Summary: Targeted cancer therapies are drugs or other substances that block the growth and spread of cancer by interfering with specific molecules involved in the growth, progression, and spread of the tumor. These therapies are often cytostatic; they block tumor cell proliferation as opposed to chemotherapy that kills the cells. A primary approach to identify potential targets is the ability to compromise a ligand/receptor relationship that causes tumor cell proliferation. There are now many examples of the use of antibodies in tumor therapy to cause a breakdown in that relationship. In clinical use against brain tumors are antibodies to cell-surface EGFR, VEGFR, PDGFR, and c-kit. These work by down-regulation of the receptor by antibody-mediated internalization. It is crucial for development of a targeted therapy to have a method to determine the suitability of an antibody to cause internalization rapidly and completely. Here we describe a method for the efficient determination of internalization of cell surface molecules by antibodies: a cytotoxicity assay utilizing an antibody labeling method to streamline the process of multiple candidate screening.
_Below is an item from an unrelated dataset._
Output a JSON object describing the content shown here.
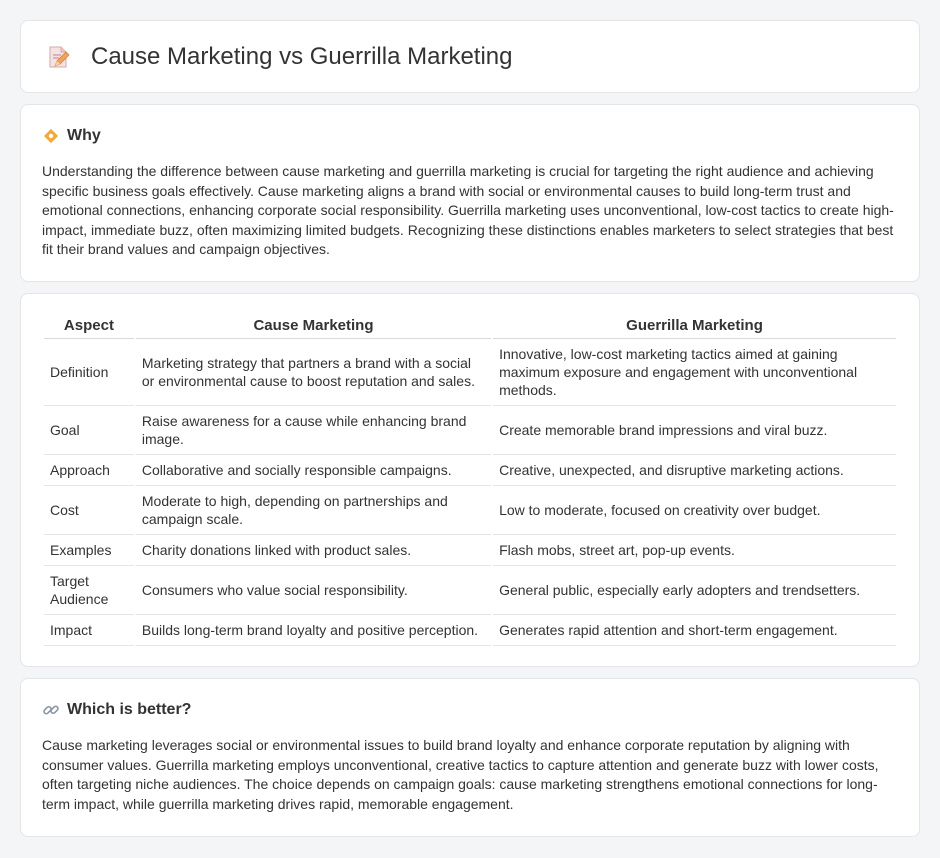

Cells are chosen that have significant levels of expression of the desired marker and the assay readout is definitive: cell death is demonstrated in 72 hours. This method is designed for the rapid screening of multiple antibodies for specificity and internalization in neuronal tumor cells to explore antibody candidates as therapeutics in a quick and reproducible manner.
Related Products: Fab-pHast human (Cat. #PH-01)